The first ever sales of fresh Sareng (Wallago Attu) were witnessed at the Annual Fish Fair cum Fish Crop Competition, 2022 on Wednesday (a day before the Ningol Chakouba festival) at Hatta Kangjeibung in Imphal East. This was the first such big sales after it’s revival.
Organised by the Department of Fishery, one expected to see a full-grown Sareng in the size of 3.5-4 kgs on Wednesday after it was revived under the Sareng Project. However, it appeared that most of the Sareng were less than a kilogram.
In this regard, Balkrishna, director of fishery department, while speaking to the media on the sideline of the function, clarified that the Sareng weighing 3.5 to 4 kilograms have been kept for pisciculture purposes.
The successful selling of fresh Sareng in the fair is an outcome of the Sareng Project launched in 2021 under the initiative of Chief Minister N Biren Singh with the aim to revive the Meitei Sareng which was already extinct.
Regarding the high cost of fresh Sareng which was at Rs 1,200 per kg, he explained that the fingerlings of Sareng were exported from Yangon (Burma) and its maintenance is very high as it feeds on live fishes.
Once the breeding process can be done in Manipur, its fingerlings will be distributed to numerous farmers, he said, adding that in this way it can be produced in higher quantities and the price would decrease too.
ALSO READ: For those who can afford
Talking about the common context of fish in the state, he said that the state spends nearly Rs. 300 crore every year on average in importing fishes as the state production is unable to meet the demands of the consumers.
He said with the intervention of modern technology, ventures and consultation with experts, the state government has been giving its best support to the state farmers to make Manipur self-sustainable in the near future.

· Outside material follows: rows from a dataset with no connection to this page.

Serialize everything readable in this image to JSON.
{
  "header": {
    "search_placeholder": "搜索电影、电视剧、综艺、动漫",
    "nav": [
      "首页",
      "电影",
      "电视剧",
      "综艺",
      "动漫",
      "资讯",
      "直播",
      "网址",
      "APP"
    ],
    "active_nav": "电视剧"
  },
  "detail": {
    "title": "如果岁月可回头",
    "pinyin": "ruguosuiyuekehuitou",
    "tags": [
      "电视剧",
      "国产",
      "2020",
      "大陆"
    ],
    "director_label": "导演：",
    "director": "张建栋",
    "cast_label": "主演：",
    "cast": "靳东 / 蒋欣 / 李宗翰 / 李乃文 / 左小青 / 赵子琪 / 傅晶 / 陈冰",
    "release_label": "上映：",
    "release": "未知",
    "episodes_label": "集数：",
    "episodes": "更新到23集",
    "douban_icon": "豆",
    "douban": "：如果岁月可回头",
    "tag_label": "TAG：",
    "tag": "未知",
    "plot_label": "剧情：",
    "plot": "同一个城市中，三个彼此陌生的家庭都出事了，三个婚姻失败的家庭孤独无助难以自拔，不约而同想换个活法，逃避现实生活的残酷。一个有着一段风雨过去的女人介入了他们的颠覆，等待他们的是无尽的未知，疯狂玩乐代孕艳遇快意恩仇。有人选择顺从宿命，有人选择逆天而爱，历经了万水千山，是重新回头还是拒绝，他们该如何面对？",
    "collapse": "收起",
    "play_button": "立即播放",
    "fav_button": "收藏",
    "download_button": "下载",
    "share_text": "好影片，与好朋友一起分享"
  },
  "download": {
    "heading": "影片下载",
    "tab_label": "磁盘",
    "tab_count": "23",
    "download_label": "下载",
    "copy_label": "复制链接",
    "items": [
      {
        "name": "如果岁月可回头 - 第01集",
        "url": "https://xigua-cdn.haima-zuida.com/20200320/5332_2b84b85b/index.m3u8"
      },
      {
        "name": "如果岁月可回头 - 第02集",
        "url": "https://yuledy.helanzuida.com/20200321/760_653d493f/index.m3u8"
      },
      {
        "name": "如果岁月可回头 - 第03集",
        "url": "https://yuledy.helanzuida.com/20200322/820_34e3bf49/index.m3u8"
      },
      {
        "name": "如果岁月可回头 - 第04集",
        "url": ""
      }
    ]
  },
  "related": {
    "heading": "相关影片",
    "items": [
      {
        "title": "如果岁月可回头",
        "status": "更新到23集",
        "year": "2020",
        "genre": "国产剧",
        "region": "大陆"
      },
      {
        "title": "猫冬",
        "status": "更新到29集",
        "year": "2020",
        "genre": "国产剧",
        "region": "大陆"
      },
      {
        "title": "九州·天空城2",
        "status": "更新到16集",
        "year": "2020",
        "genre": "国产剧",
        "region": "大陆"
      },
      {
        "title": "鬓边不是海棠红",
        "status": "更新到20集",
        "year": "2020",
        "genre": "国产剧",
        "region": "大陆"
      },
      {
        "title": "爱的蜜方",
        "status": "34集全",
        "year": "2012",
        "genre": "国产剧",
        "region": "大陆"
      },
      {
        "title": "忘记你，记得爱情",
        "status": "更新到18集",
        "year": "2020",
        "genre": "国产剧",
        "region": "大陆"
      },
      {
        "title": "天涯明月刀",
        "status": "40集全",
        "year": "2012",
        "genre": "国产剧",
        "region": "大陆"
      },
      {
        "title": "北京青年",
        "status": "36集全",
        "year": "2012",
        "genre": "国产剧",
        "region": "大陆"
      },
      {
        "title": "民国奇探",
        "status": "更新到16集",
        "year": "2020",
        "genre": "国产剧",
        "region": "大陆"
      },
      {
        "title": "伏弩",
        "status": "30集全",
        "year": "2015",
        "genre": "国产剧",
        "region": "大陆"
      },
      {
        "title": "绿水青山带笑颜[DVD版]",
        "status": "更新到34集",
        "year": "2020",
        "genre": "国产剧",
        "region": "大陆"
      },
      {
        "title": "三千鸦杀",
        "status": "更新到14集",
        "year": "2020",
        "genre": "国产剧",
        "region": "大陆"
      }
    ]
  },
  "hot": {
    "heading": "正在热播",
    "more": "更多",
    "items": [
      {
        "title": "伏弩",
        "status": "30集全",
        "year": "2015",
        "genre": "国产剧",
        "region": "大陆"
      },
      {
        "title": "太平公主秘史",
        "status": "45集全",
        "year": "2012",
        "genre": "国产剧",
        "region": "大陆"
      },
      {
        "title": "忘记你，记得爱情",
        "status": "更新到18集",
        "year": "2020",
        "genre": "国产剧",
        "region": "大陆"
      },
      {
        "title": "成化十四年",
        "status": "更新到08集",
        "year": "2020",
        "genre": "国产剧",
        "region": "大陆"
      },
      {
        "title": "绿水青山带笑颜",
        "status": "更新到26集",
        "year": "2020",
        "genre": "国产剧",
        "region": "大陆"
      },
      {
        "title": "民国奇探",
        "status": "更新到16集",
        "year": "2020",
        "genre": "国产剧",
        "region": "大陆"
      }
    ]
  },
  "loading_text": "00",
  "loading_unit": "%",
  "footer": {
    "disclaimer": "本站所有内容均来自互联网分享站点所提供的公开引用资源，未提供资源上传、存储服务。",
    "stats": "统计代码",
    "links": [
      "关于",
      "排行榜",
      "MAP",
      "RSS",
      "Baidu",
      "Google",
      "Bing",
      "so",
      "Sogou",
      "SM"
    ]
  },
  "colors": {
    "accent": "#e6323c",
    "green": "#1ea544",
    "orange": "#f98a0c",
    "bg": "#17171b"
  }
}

The director also stressed the need to support the local fish farmers by buying their products considering the price fluctuation compared with the imported fishes to refrain from draining the state economy in importing fishes.
Stating that there have been various allegations for uses of harmful chemicals in the storage of imported fishes, he said that the government has taken up a pilot project to monitor the uses of such chemicals.
Fisheries Minister H Dingo informed that the state government is giving its best move to procure state’s own fishes such as Phabou Nga for the production of fermented dry fish (Ngari) which is an essential for everyday dishes in all the households of Manipur.
Dingo said that as fish is a common dish in almost the entire feasts organised in the state, its yearly consumption in Manipur is around 52,000 metric ton and as per the date of 2019 the state is able to produce only 32 thousand metric ton only.
With the fishery department working at its best in collaboration with fish farmers of Manipur, the state presently might have produced approximately 40 thousand metric ton, he added.
In order to encourage the fish farmers of Manipur and to generate enthusiasm amongst them, the minister also mooted organising such a fish fair on Imoinu Day which is the day where every worshipper of Imoinu consumed fish.
Stating that geographically and climatically the state has a great potential of fish farming, Dingo called on all the fish farmers to give their best effort to make Manipur self-sustainable in fish.
The government will also give its maximum support with the facilities of modern technology, he said and appealed to the fish farmers to refrain from any malpractice in fishing.
ALSO READ: For a bite of fresh Sareng
As many as 115 stalls were opened at the Wednesday’s fair and five types of indigenous fishes (Penba, Ngaton, Ngakra, Ukabi and Sareng) were also made available at different stalls.
The function was also attended by MLA of Mayang Imphal K Robindro and MLA of Kumbi S Premchandra as presidium members.